**Task to complete**
Look for the word "icon" in the data below, and copy every line that holds it.

Start of Material supplied

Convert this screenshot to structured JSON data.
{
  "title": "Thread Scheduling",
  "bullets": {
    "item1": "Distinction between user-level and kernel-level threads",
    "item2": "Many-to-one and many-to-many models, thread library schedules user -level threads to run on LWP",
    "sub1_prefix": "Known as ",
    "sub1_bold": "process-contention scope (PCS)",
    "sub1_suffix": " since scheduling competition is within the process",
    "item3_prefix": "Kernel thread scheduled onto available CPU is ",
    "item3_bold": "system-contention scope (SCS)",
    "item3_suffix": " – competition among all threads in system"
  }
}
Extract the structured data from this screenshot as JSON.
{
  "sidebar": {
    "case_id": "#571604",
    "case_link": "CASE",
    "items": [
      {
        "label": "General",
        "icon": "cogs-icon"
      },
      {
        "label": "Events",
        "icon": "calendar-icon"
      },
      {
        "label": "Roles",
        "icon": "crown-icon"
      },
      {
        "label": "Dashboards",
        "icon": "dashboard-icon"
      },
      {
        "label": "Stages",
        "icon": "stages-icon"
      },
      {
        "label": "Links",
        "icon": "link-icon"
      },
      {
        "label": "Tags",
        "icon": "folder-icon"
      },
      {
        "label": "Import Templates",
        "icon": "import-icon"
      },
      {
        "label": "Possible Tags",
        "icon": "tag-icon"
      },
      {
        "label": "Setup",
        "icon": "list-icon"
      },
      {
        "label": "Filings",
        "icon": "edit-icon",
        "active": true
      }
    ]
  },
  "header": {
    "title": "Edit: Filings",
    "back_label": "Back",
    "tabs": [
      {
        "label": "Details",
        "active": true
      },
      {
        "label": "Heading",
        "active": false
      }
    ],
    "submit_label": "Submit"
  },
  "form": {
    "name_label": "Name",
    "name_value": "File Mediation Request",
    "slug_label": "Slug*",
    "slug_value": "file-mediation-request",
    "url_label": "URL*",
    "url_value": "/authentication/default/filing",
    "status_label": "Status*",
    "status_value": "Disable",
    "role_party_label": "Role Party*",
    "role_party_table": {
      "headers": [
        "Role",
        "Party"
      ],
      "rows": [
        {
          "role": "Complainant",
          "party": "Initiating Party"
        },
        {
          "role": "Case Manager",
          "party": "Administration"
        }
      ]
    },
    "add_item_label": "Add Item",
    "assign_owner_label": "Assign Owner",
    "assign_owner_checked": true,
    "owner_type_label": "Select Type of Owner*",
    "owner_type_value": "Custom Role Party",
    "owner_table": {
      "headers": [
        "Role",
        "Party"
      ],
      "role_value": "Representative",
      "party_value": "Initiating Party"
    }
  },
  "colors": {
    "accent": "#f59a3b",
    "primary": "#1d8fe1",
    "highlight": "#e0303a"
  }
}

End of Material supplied

**Written response**
        "icon": "cogs-icon"
        "icon": "calendar-icon"
        "icon": "crown-icon"
        "icon": "dashboard-icon"
        "icon": "stages-icon"
        "icon": "link-icon"
        "icon": "folder-icon"
        "icon": "import-icon"
        "icon": "tag-icon"
        "icon": "list-icon"
        "icon": "edit-icon",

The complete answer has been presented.